But international tourism to Siem Reap is declining, says the Phnom Penh Post, while domestic has risen. Of course, it is early to say how conclusive those numbers could be in comparison to the 2008’s results, but the newspaper mentions the reports of the Siem Reap’s tourism department stating that during the first part of 2009 domestic tourism rose “11 percent to 692,000, which almost offset the 13-percent decline of foreign visitors.”
Every crisis is also an opportunity. Frommer put Cambodia as one of the top spots for the international tourism this year. It is important to analyze what Frommer said to this regard:
“Cambodia (But Not Angkor Wat): For people who have “done” Thailand and Vietnam, Cambodia seems like the next natural step. Tourism is taking off as a countrywide industry, and most people who contemplate Cambodia do so for a visit to Angkor Wat, the famed ruins in the jungle. But Angkor’s tourist infrastructure is growing faster than the site itself can support, and travelers now must be mindful of the impact they are having on the site (for more, see our new book 500 Places to See Before they Disappear). We recommend casting a net beyond the limits of Angkor Wat and seeing a bit more of the country. Among the highlights are boat trips up the Mekong River and through the jungle to catch a glimpse of the rare freshwater Irrawaddy dolphins; or perhaps spending some time in vibrant, energized Phnom Penh. Though the city’s population was decimated during the brutal genocide and repression of the Khmer Rouge, it slowly rebounds, with a disarming, and sometimes troubling, frankness about confronting the horrors of the recent past. No one leaves the Toul Sleng Genocide Museum — housed in a former Khmer Rouge prison and interrogation center — unaffected. The Royal Palace and the Silver Pagoda (the latter named for the 5,000+ silver tiles that cover the floor) are more uplifting stops, and the National Museum has…” Read more in Frommer.
Going beyond Angkor Wat is fair for a country that has many other things to see. But it is important to change some customs that grew with the Cambodian tourist industry during the past 9 years. Cambodia has to develop a more competitive offer base in comparison to what Thailand and Vietnam are doing to attract international visitors. For an example, foreign visitors find Cambodia more expensive than Vietnam. Having a more developed Vietnam with powerful tourism campaigns and cheaper to foreign visitors is a disadvantage to the Cambodian offer. On the other hand, the Thai crisis has affected tourism to Cambodia as has been proven in the last four years. It shows of course that Cambodia depends on visitors from Thailand for much of it’s tourist industry. Cambodia needs to make changes as soon as possible. One good solution would be for Cambodia to have it’s own airline company, able to travel from Phnom Penh & Siem Reap to the main capitals of Asia and Europe. Developing more airports (Sihanoukville, Battambang, Ratanakiri, Preah Vihia, Poipet).

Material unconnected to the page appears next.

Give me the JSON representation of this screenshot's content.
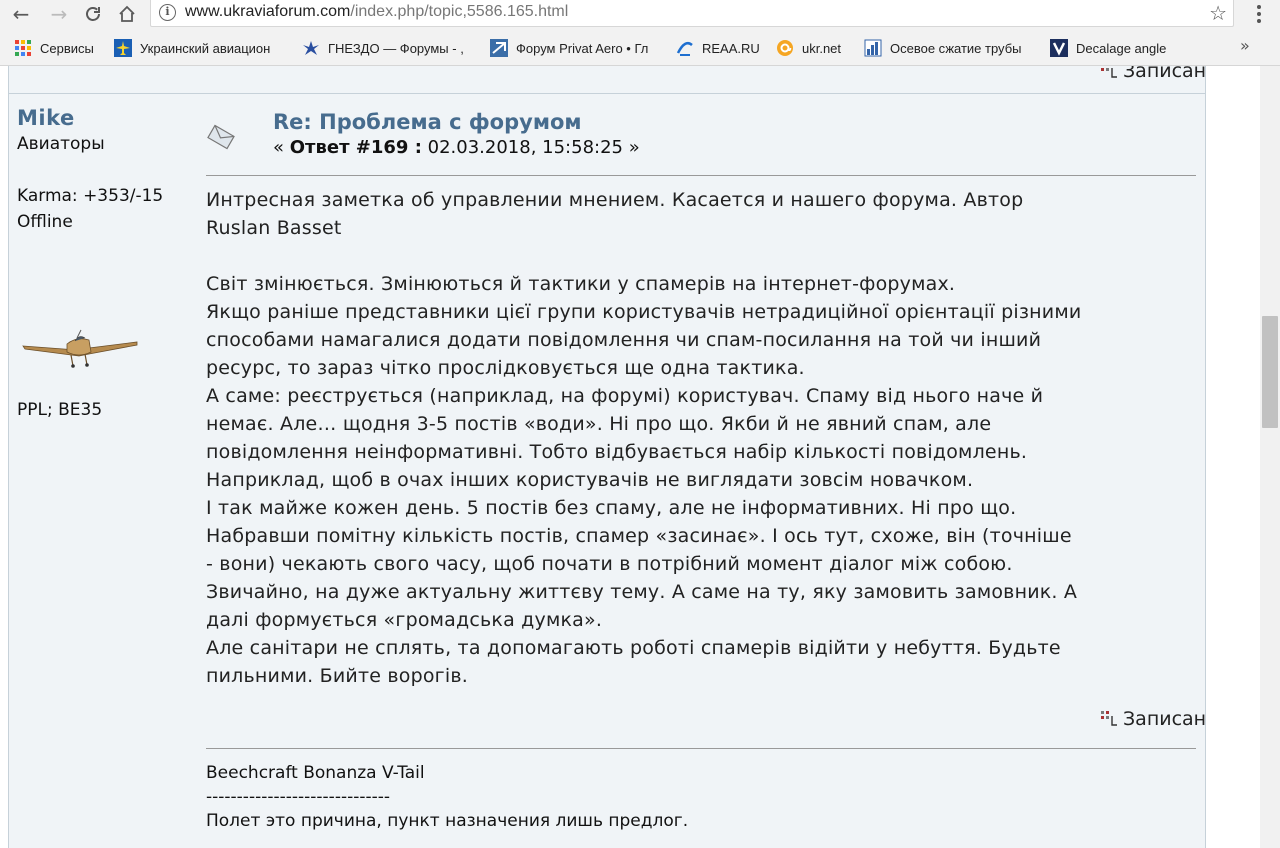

The news that domestic tourism is increasing shows us also the results of a growing economy. Most Cambodians have already the possibility to travel inside and outside their country. It is also a fact that tourism comes from middle and high classes, therefore it means that in the current step of our development, a certain small number of Cambodians are getting benefits, while most Cambodians, especially from rural areas, still at their shanty houses waiting the opportunities to know Angkor Wat.
- May Kunmakara, ‘Tourists to Siem Riep down 0.6pc in first half. Total tourism declines slightly from 2008 as domestic travelers replace foreigners flocking to visit Angkorian historical sites’. The Phnom Penh Post, July 17, 2009, pag 13.
Communication to NGOs in Cambodia
The Don Bosco Technical Schools of Sihanoukville, Phnom Penh and Poipet, open inscriptions for new students between 17 and 20 August 2009. We invite NGOs, especially related with children and youth, to promote the coming of young people to the school to benefit from the programs:
- Between 16 and 24 years old.
- Boys and girls.
- From poor or disadvantage families.
Applicants with recommendations from NGOs, orphanges and other institutions, will have a good recommendation and you are helping Don Bosco to guarantee that the programs will be approfit by the poor. Emails us for more information or visit our site.